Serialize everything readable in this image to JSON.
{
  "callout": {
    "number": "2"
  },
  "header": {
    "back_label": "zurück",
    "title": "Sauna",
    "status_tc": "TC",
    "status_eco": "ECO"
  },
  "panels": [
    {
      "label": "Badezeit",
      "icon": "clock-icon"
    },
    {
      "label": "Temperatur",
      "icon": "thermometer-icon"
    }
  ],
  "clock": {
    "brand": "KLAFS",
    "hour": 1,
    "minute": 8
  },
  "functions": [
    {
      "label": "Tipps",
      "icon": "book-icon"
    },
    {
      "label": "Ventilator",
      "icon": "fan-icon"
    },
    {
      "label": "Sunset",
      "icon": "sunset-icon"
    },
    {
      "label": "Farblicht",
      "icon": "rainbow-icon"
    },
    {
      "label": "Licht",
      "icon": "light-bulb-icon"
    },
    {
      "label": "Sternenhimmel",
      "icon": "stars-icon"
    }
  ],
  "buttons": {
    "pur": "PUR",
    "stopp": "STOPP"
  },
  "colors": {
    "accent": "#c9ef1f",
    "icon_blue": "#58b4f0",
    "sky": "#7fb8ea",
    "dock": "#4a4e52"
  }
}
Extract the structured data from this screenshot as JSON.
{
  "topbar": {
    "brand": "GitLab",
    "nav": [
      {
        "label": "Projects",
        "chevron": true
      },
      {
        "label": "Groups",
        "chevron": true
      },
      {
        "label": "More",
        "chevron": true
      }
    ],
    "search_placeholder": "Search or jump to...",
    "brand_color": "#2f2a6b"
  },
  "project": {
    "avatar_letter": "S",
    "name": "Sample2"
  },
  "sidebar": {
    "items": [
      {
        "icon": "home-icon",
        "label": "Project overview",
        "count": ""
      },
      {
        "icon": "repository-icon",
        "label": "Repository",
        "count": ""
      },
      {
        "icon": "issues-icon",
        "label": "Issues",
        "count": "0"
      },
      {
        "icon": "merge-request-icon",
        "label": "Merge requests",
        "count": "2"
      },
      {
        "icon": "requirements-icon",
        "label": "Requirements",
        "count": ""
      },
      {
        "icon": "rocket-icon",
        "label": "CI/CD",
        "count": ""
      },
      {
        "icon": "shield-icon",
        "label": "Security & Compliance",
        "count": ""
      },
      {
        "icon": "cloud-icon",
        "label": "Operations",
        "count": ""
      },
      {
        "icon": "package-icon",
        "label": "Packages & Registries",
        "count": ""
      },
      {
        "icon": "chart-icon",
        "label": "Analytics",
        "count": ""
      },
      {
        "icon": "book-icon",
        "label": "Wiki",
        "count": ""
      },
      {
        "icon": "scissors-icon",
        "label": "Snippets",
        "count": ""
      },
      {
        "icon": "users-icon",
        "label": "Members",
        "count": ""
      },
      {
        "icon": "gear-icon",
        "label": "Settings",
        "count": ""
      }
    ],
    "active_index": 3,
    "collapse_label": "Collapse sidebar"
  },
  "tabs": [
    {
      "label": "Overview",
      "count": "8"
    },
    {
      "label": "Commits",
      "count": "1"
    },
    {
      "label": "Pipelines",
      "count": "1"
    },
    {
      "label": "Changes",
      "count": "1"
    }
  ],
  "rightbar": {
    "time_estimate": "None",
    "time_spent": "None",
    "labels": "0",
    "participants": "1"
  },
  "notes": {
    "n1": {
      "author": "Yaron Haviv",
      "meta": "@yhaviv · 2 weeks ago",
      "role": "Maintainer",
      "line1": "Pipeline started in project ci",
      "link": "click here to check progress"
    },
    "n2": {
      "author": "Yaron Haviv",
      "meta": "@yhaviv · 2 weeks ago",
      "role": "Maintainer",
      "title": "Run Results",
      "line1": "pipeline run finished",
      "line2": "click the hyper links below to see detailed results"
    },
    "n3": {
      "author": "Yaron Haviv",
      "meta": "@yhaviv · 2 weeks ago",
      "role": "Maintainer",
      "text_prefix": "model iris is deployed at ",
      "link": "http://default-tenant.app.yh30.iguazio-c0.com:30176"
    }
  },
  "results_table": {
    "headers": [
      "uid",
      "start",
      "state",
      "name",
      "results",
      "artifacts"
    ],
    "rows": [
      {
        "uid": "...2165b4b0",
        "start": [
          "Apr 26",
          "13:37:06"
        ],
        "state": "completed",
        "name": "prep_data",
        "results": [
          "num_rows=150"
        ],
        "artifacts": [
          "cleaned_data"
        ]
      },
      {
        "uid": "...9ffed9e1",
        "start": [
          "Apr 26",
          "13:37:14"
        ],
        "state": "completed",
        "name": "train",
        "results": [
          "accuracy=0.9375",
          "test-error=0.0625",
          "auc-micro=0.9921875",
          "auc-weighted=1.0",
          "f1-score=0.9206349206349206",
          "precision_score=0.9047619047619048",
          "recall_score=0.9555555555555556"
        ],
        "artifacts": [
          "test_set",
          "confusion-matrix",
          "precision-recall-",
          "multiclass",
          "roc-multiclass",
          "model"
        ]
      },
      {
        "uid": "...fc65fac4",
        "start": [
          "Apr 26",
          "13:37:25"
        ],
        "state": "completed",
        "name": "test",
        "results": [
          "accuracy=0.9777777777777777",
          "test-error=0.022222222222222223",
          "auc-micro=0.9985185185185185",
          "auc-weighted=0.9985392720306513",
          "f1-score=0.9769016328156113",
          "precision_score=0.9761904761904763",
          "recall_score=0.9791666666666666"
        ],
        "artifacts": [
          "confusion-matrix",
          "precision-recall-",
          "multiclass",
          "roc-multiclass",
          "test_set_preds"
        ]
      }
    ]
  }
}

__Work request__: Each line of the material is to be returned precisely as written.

__Finished task__:
Serialize everything readable in this image to JSON.
{
  "callout": {
    "number": "2"
  },
  "header": {
    "back_label": "zurück",
    "title": "Sauna",
    "status_tc": "TC",
    "status_eco": "ECO"
  },
  "panels": [
    {
      "label": "Badezeit",
      "icon": "clock-icon"
    },
    {
      "label": "Temperatur",
      "icon": "thermometer-icon"
    }
  ],
  "clock": {
    "brand": "KLAFS",
    "hour": 1,
    "minute": 8
  },
  "functions": [
    {
      "label": "Tipps",
      "icon": "book-icon"
    },
    {
      "label": "Ventilator",
      "icon": "fan-icon"
    },
    {
      "label": "Sunset",
      "icon": "sunset-icon"
    },
    {
      "label": "Farblicht",
      "icon": "rainbow-icon"
    },
    {
      "label": "Licht",
      "icon": "light-bulb-icon"
    },
    {
      "label": "Sternenhimmel",
      "icon": "stars-icon"
    }
  ],
  "buttons": {
    "pur": "PUR",
    "stopp": "STOPP"
  },
  "colors": {
    "accent": "#c9ef1f",
    "icon_blue": "#58b4f0",
    "sky": "#7fb8ea",
    "dock": "#4a4e52"
  }
}
Extract the structured data from this screenshot as JSON.
{
  "topbar": {
    "brand": "GitLab",
    "nav": [
      {
        "label": "Projects",
        "chevron": true
      },
      {
        "label": "Groups",
        "chevron": true
      },
      {
        "label": "More",
        "chevron": true
      }
    ],
    "search_placeholder": "Search or jump to...",
    "brand_color": "#2f2a6b"
  },
  "project": {
    "avatar_letter": "S",
    "name": "Sample2"
  },
  "sidebar": {
    "items": [
      {
        "icon": "home-icon",
        "label": "Project overview",
        "count": ""
      },
      {
        "icon": "repository-icon",
        "label": "Repository",
        "count": ""
      },
      {
        "icon": "issues-icon",
        "label": "Issues",
        "count": "0"
      },
      {
        "icon": "merge-request-icon",
        "label": "Merge requests",
        "count": "2"
      },
      {
        "icon": "requirements-icon",
        "label": "Requirements",
        "count": ""
      },
      {
        "icon": "rocket-icon",
        "label": "CI/CD",
        "count": ""
      },
      {
        "icon": "shield-icon",
        "label": "Security & Compliance",
        "count": ""
      },
      {
        "icon": "cloud-icon",
        "label": "Operations",
        "count": ""
      },
      {
        "icon": "package-icon",
        "label": "Packages & Registries",
        "count": ""
      },
      {
        "icon": "chart-icon",
        "label": "Analytics",
        "count": ""
      },
      {
        "icon": "book-icon",
        "label": "Wiki",
        "count": ""
      },
      {
        "icon": "scissors-icon",
        "label": "Snippets",
        "count": ""
      },
      {
        "icon": "users-icon",
        "label": "Members",
        "count": ""
      },
      {
        "icon": "gear-icon",
        "label": "Settings",
        "count": ""
      }
    ],
    "active_index": 3,
    "collapse_label": "Collapse sidebar"
  },
  "tabs": [
    {
      "label": "Overview",
      "count": "8"
    },
    {
      "label": "Commits",
      "count": "1"
    },
    {
      "label": "Pipelines",
      "count": "1"
    },
    {
      "label": "Changes",
      "count": "1"
    }
  ],
  "rightbar": {
    "time_estimate": "None",
    "time_spent": "None",
    "labels": "0",
    "participants": "1"
  },
  "notes": {
    "n1": {
      "author": "Yaron Haviv",
      "meta": "@yhaviv · 2 weeks ago",
      "role": "Maintainer",
      "line1": "Pipeline started in project ci",
      "link": "click here to check progress"
    },
    "n2": {
      "author": "Yaron Haviv",
      "meta": "@yhaviv · 2 weeks ago",
      "role": "Maintainer",
      "title": "Run Results",
      "line1": "pipeline run finished",
      "line2": "click the hyper links below to see detailed results"
    },
    "n3": {
      "author": "Yaron Haviv",
      "meta": "@yhaviv · 2 weeks ago",
      "role": "Maintainer",
      "text_prefix": "model iris is deployed at ",
      "link": "http://default-tenant.app.yh30.iguazio-c0.com:30176"
    }
  },
  "results_table": {
    "headers": [
      "uid",
      "start",
      "state",
      "name",
      "results",
      "artifacts"
    ],
    "rows": [
      {
        "uid": "...2165b4b0",
        "start": [
          "Apr 26",
          "13:37:06"
        ],
        "state": "completed",
        "name": "prep_data",
        "results": [
          "num_rows=150"
        ],
        "artifacts": [
          "cleaned_data"
        ]
      },
      {
        "uid": "...9ffed9e1",
        "start": [
          "Apr 26",
          "13:37:14"
        ],
        "state": "completed",
        "name": "train",
        "results": [
          "accuracy=0.9375",
          "test-error=0.0625",
          "auc-micro=0.9921875",
          "auc-weighted=1.0",
          "f1-score=0.9206349206349206",
          "precision_score=0.9047619047619048",
          "recall_score=0.9555555555555556"
        ],
        "artifacts": [
          "test_set",
          "confusion-matrix",
          "precision-recall-",
          "multiclass",
          "roc-multiclass",
          "model"
        ]
      },
      {
        "uid": "...fc65fac4",
        "start": [
          "Apr 26",
          "13:37:25"
        ],
        "state": "completed",
        "name": "test",
        "results": [
          "accuracy=0.9777777777777777",
          "test-error=0.022222222222222223",
          "auc-micro=0.9985185185185185",
          "auc-weighted=0.9985392720306513",
          "f1-score=0.9769016328156113",
          "precision_score=0.9761904761904763",
          "recall_score=0.9791666666666666"
        ],
        "artifacts": [
          "confusion-matrix",
          "precision-recall-",
          "multiclass",
          "roc-multiclass",
          "test_set_preds"
        ]
      }
    ]
  }
}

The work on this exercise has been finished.